During the debates over ratification, supporters of the Constitution confirmed what the text provides: Once the president nominates an individual to serve, the Senate has a responsibility to give its consideration to that nominee, either by approving the president’s choice or rejecting it and insisting on a new nominee. In the North Carolina ratifying convention, James Iredell—who would become one of the first justices to serve on the Supreme Court—explained the mechanics of judicial appointment set forth in the Constitution: “The President proposes . . . a man for such an office. The Senate has to consider upon it. If they think him improper, the President must nominate another, whose appointment again ultimately depends on the Senate.” In the Federalist Papers, Alexander Hamilton explained the process in similar terms: “There will, of course, be no exertion of choice on the part of the Senate. They may defeat one choice of the Executive, and oblige him to make another; but they cannot themselves choose—they can only ratify or reject the choice he may have made.” No one argued that the Senate could do an end-run around the process set forth in the Constitution by refusing to consider a nominee at all. On the contrary, it was clear, as future President John Adams wrote in 1789, that under the Constitution, “The whole senate must now deliberate on every appointment . . . .” 

The Framers understood that the Senate’s advice and consent power was a narrow one. That power, President George Washington wrote, “extend[s] no further than to an approbation or disapprobation of the person being nominated by the President, all the rest being Executive and vested in the President by the Constitution.” The Senate cannot perform its constitutional role if it refuses to meet with the nominee, hear the nominee’s views, learn about the nominee’s record, and then determine whether or not to confirm the nominee.

The experience of the Massachusetts Council in the 1780s—on which the Framers relied in giving the Senate the responsibility to provide its advice and consent—illustrates advice and consent in action. According to Adam J. White, who has carefully studied the history of advice and consent by the Massachusetts Council during 1780-81 and 1786-87, virtually all nominations considered by the Council were quickly approved. As White explains, the Council’s approval of nominations was “swift and consistent.” Out of a total of approximately 900 nominations studied by White, all but 57 were approved. Most importantly, there is not a shred of evidence that the Council refused to act on nominees. 

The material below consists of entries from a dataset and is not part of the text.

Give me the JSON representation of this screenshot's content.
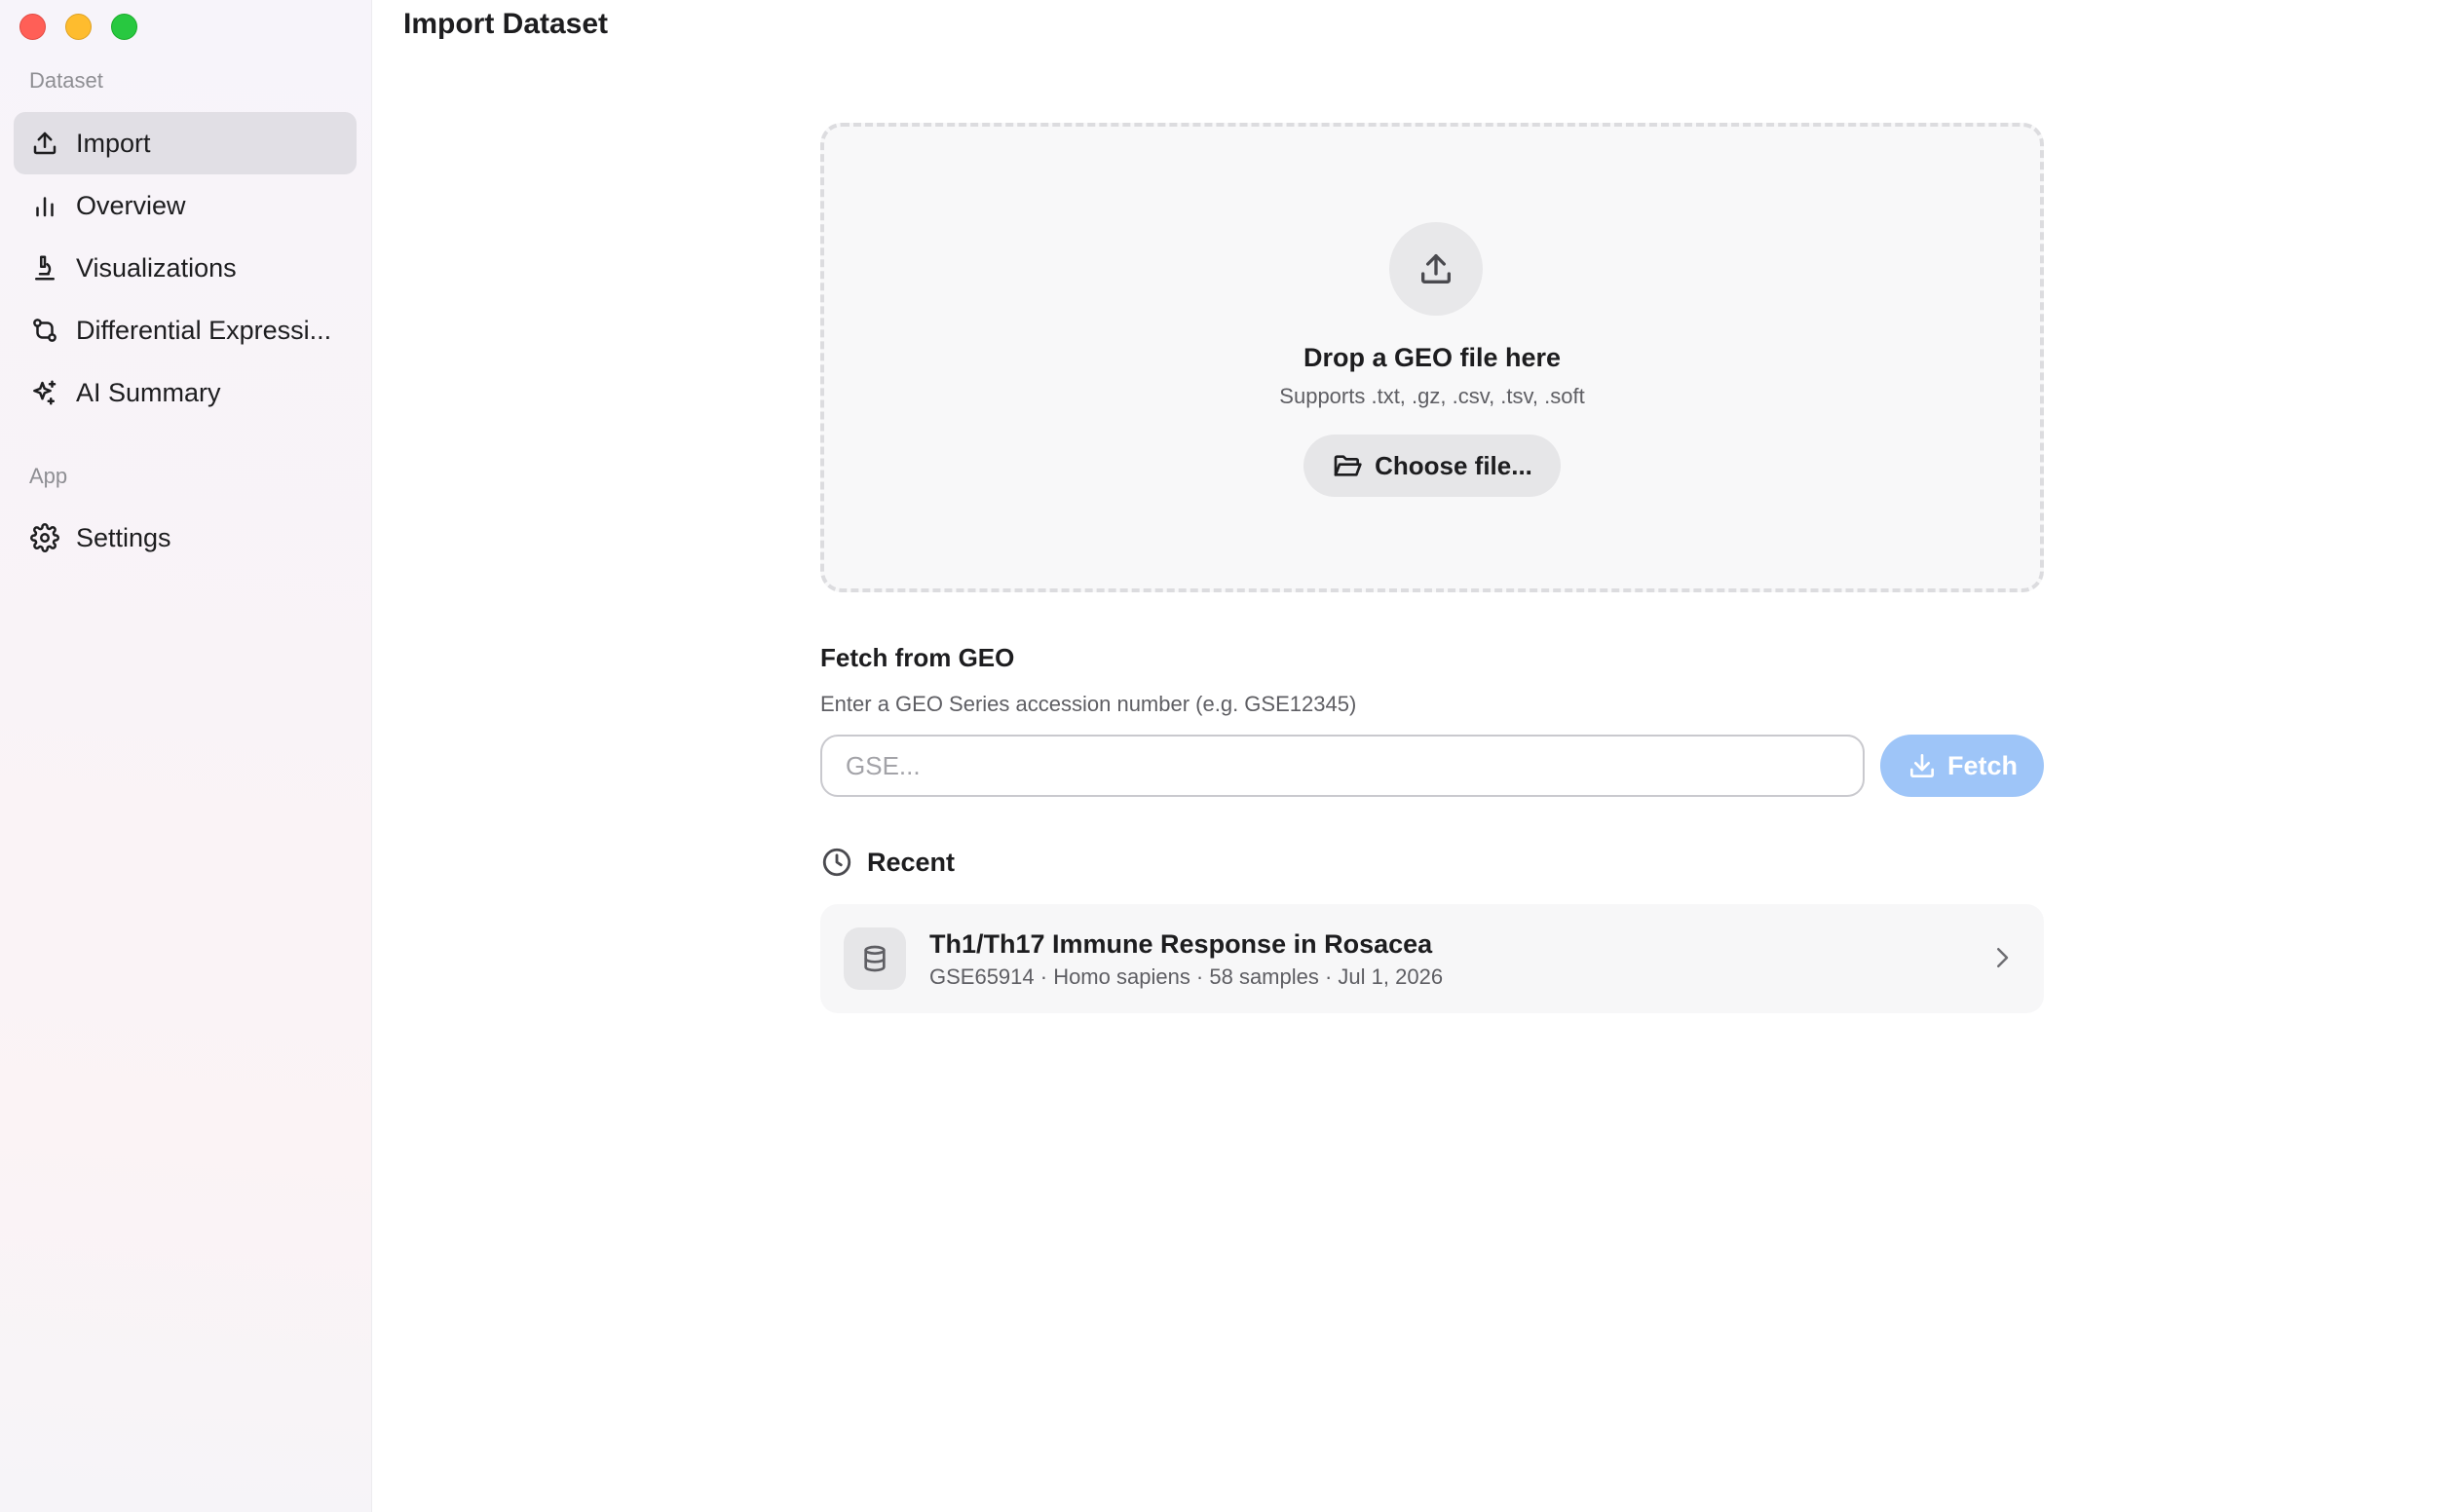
{
  "window": {
    "controls": [
      "close",
      "minimize",
      "maximize"
    ]
  },
  "sidebar": {
    "sections": [
      {
        "label": "Dataset"
      },
      {
        "label": "App"
      }
    ],
    "items": [
      {
        "label": "Import",
        "icon": "upload-icon",
        "active": true
      },
      {
        "label": "Overview",
        "icon": "bar-chart-icon"
      },
      {
        "label": "Visualizations",
        "icon": "microscope-icon"
      },
      {
        "label": "Differential Expressi...",
        "icon": "git-compare-icon"
      },
      {
        "label": "AI Summary",
        "icon": "sparkles-icon"
      },
      {
        "label": "Settings",
        "icon": "gear-icon"
      }
    ]
  },
  "header": {
    "title": "Import Dataset"
  },
  "dropzone": {
    "title": "Drop a GEO file here",
    "subtitle": "Supports .txt, .gz, .csv, .tsv, .soft",
    "button_label": "Choose file..."
  },
  "fetch": {
    "title": "Fetch from GEO",
    "description": "Enter a GEO Series accession number (e.g. GSE12345)",
    "input_value": "",
    "placeholder": "GSE...",
    "button_label": "Fetch"
  },
  "recent": {
    "title": "Recent",
    "items": [
      {
        "title": "Th1/Th17 Immune Response in Rosacea",
        "meta": "GSE65914 · Homo sapiens · 58 samples · Jul 1, 2026"
      }
    ]
  },
  "colors": {
    "accent_disabled": "#9ec5f8",
    "sidebar_active": "#e1dfe5",
    "close": "#ff5f57",
    "minimize": "#febc2e",
    "maximize": "#28c840"
  }
}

The Constitution does not require the Senate to confirm a particular nominee, but it does require the Senate to consider the nominee. That is the way the Senate Judiciary Committee has long understood its constitutional responsibilities. The Judiciary Committee’s own website sets out the process of consideration, explaining that once a president nominates someone to fill a Supreme Court vacancy, “The nomination is referred to the United States Senate, where the Senate Judiciary Committee holds a hearing where the nominee provides testimony and responds to questions from members of the panel. Traditionally the Committee refers the nomination to the full Senate for consideration.” This is fully in line with how the Framers understood the Senate’s role under the Constitution, and it’s what should happen with the nomination of Merrick Garland.

The Constitution says the president “shall appoint” Supreme Court justices. Obama has done so. The unprecedented claim being made by Senate Republicans would allow the Senate to totally deprive a particular president of that power. That cannot be squared with the Constitution’s clear text and the critical importance to the Framers of the presidential appointment power. For more than two centuries, the Senate has fulfilled its constitutional responsibilities, approving scores of Supreme Court justices, many during presidential election years, while rejecting others. Never before has the Senate insisted that it can simply ignore the president’s nominee and refuse to participate in the process required by the Constitution. They should not start now.